If this trend continues, we may see a situation within the next 12 months in which the news won't be that there is just one carrier on several ACA exchanges. Rather, the news may be that there are no carriers on certain exchanges and the policies being offered by those remaining are beyond reach for many applicants. Should that day come, the issue of what it will take to keep carriers in the game and who pays the bill will likely move to the top of the political agenda.
That brings us to another revelation from the first 100 days. What do several influential think tanks on both the right and left, the House Republican leadership, and the Wall Street Journal editorial board have in common? The desire to eliminate the ability of employers to deduct the cost of providing health care to their employees. This means that if health care and/or tax reform legislation ever emerges from Congress, there is a chance that the deductibility of health care will be significantly eroded or eliminated.
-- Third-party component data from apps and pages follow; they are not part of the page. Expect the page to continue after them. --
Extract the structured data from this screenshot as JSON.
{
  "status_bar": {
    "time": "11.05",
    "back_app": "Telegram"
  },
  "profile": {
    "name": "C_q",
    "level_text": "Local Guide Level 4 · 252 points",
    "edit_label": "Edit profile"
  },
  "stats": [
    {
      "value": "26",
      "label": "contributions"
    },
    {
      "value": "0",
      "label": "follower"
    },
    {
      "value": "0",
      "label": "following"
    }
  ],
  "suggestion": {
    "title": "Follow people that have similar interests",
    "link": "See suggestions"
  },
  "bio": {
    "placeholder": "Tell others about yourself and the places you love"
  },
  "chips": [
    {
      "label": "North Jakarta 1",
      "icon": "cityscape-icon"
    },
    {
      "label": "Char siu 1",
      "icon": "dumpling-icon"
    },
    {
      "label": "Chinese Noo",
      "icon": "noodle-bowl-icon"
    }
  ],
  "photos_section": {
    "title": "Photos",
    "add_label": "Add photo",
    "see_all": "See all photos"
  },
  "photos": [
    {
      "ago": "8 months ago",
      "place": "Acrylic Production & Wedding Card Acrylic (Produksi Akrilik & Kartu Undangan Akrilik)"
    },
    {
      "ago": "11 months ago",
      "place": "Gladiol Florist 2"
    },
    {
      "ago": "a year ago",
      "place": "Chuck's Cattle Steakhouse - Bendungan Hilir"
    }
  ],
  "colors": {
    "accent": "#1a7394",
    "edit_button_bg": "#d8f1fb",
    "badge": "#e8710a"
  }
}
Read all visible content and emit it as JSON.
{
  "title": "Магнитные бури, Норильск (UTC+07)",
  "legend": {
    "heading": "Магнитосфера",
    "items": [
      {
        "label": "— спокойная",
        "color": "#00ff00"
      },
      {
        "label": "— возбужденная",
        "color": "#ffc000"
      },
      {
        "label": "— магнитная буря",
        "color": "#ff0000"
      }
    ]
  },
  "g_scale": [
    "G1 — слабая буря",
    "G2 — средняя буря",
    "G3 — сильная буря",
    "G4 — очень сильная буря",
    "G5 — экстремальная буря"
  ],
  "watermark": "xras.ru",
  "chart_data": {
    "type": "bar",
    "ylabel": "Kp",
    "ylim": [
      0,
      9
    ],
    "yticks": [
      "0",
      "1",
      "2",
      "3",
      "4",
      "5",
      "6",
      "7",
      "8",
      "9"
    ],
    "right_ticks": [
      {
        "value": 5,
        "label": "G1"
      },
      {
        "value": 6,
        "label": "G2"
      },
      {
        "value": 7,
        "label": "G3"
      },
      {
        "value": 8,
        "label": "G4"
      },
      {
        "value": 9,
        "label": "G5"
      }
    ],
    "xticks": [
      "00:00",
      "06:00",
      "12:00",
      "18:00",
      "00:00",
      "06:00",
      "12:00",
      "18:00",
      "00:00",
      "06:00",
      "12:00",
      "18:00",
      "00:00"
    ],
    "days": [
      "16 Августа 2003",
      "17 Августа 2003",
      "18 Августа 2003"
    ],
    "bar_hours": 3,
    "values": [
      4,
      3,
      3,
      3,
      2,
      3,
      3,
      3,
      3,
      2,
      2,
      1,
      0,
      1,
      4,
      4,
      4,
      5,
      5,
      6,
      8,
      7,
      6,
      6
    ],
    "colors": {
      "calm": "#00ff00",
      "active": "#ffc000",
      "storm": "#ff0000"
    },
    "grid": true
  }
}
After all, if the CSR subsidies are to continue, the bill must be paid and what pockets are within reach?
In view of the above, HR leaders might spend time imagining a world in which companies can no longer deduct the funds they utilize to provide health care to employees, their dependents and retirees. Yes, the employer community and organized labor will fight hard to preserve the deductibility, but there will be forces fighting just as hard to ensure the subsidies remain and are fully funded.
Specifically, you may wish to assess what the financial impact on the company would be should deductibility be removed. How large would be the impact? Would your company pay the taxes and continue business as usual? Or would it fundamentally reconsider how health care would be provided? How might your peers and competitors respond? If a reconsideration were undertaken, what options would you have on the table? Is there a change in public policy that might help you mitigate the impact of the loss of deductibility? Would that change be attractive to your peers such that it ought to be on the table during the debate and pushed hard by the employer community? And finally, where does your company ultimately want to be with respect to health care?
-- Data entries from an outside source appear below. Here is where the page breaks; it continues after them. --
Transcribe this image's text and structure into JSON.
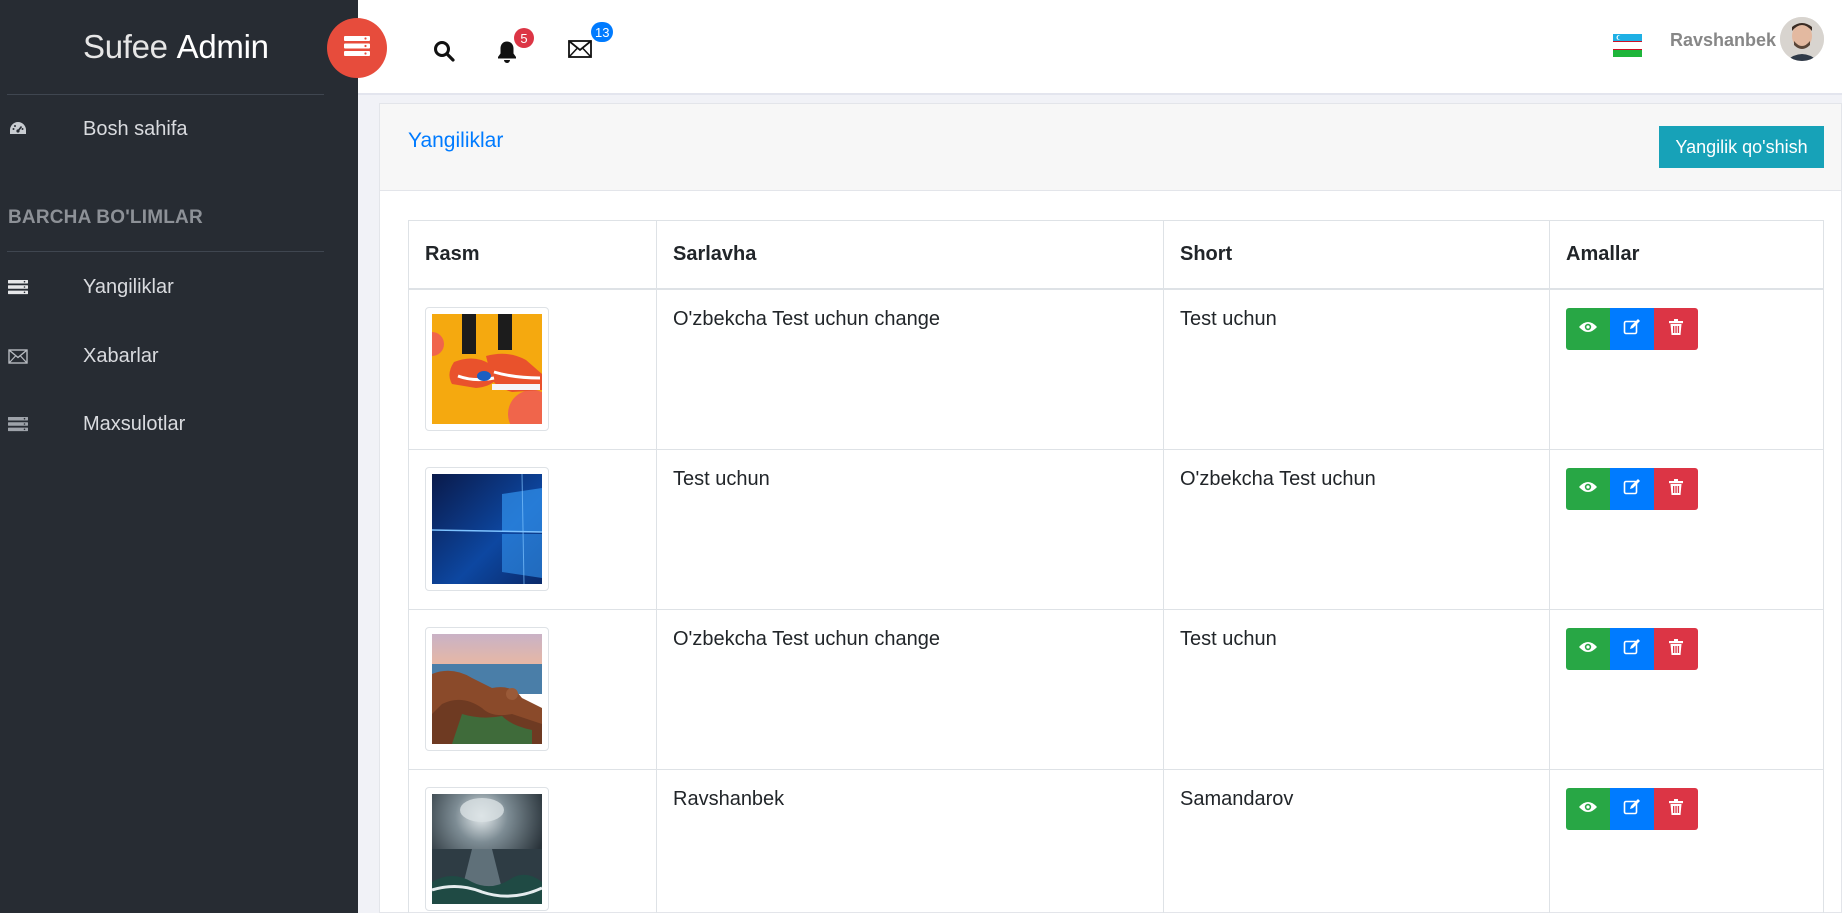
{
  "brand": {
    "light": "Sufee",
    "bold": "Admin"
  },
  "sidebar": {
    "home": {
      "label": "Bosh sahifa",
      "icon": "dashboard-icon"
    },
    "heading": "BARCHA BO'LIMLAR",
    "items": [
      {
        "label": "Yangiliklar",
        "icon": "list-icon"
      },
      {
        "label": "Xabarlar",
        "icon": "envelope-icon"
      },
      {
        "label": "Maxsulotlar",
        "icon": "list-icon"
      }
    ]
  },
  "header": {
    "notifications_count": "5",
    "messages_count": "13",
    "user_name": "Ravshanbek",
    "language_flag": "uzbekistan-flag"
  },
  "main": {
    "title": "Yangiliklar",
    "add_button": "Yangilik qo'shish",
    "columns": [
      "Rasm",
      "Sarlavha",
      "Short",
      "Amallar"
    ],
    "rows": [
      {
        "image": "sneaker-image",
        "title": "O'zbekcha Test uchun change",
        "short": "Test uchun"
      },
      {
        "image": "windows-image",
        "title": "Test uchun",
        "short": "O'zbekcha Test uchun"
      },
      {
        "image": "coast-image",
        "title": "O'zbekcha Test uchun change",
        "short": "Test uchun"
      },
      {
        "image": "sea-storm-image",
        "title": "Ravshanbek",
        "short": "Samandarov"
      }
    ]
  },
  "colors": {
    "sidebar_bg": "#272c33",
    "toggle": "#e74c3c",
    "primary": "#007bff",
    "info": "#17a2b8",
    "success": "#28a745",
    "danger": "#dc3545"
  }
}
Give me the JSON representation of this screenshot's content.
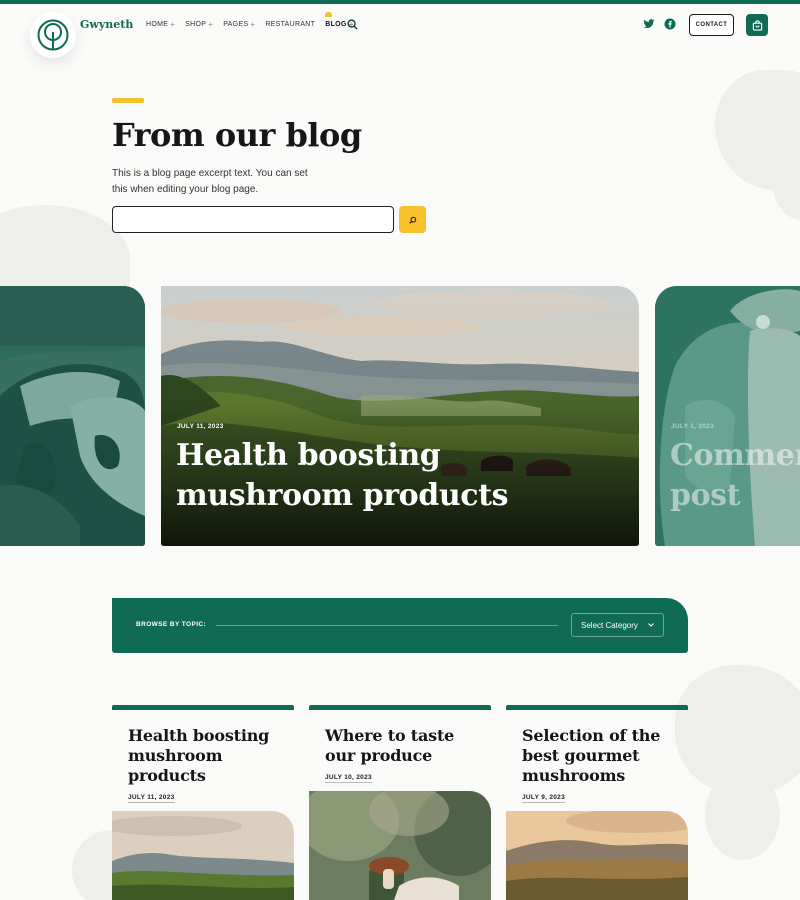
{
  "header": {
    "brand": "Gwyneth",
    "nav": [
      {
        "label": "HOME",
        "plus": "+"
      },
      {
        "label": "SHOP",
        "plus": "+"
      },
      {
        "label": "PAGES",
        "plus": "+"
      },
      {
        "label": "RESTAURANT",
        "plus": ""
      },
      {
        "label": "BLOG",
        "plus": "+"
      }
    ],
    "contact_label": "CONTACT"
  },
  "hero": {
    "title": "From our blog",
    "excerpt": "This is a blog page excerpt text. You can set this when editing your blog page.",
    "search_value": ""
  },
  "carousel": {
    "main": {
      "date": "JULY 11, 2023",
      "title": "Health boosting mushroom products"
    },
    "next": {
      "date": "JULY 1, 2023",
      "title": "Comment post"
    }
  },
  "topics": {
    "label": "BROWSE BY TOPIC:",
    "select_value": "Select Category"
  },
  "posts": [
    {
      "title": "Health boosting mushroom products",
      "date": "JULY 11, 2023"
    },
    {
      "title": "Where to taste our produce",
      "date": "JULY 10, 2023"
    },
    {
      "title": "Selection of the best gourmet mushrooms",
      "date": "JULY 9, 2023"
    }
  ],
  "colors": {
    "brand_green": "#0f6b53",
    "accent_yellow": "#f6c12a"
  },
  "icons": [
    "tree-logo-icon",
    "search-icon",
    "twitter-icon",
    "facebook-icon",
    "shopping-bag-icon",
    "chevron-down-icon"
  ]
}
While there is time to begin this thought process, employers should have a clear vision by the time the Senate receives a House bill. While many unexpected things have happened over the past few months, it is hard to imagine Republicans going into the 2018 midterms with nothing to show on health care other than a few ACA regulation revisions. Therefore, we should assume the Senate will take up health care legislation before then, and it is in the Senate where the future of employer provided care may be decided. How will you be positioned in that debate?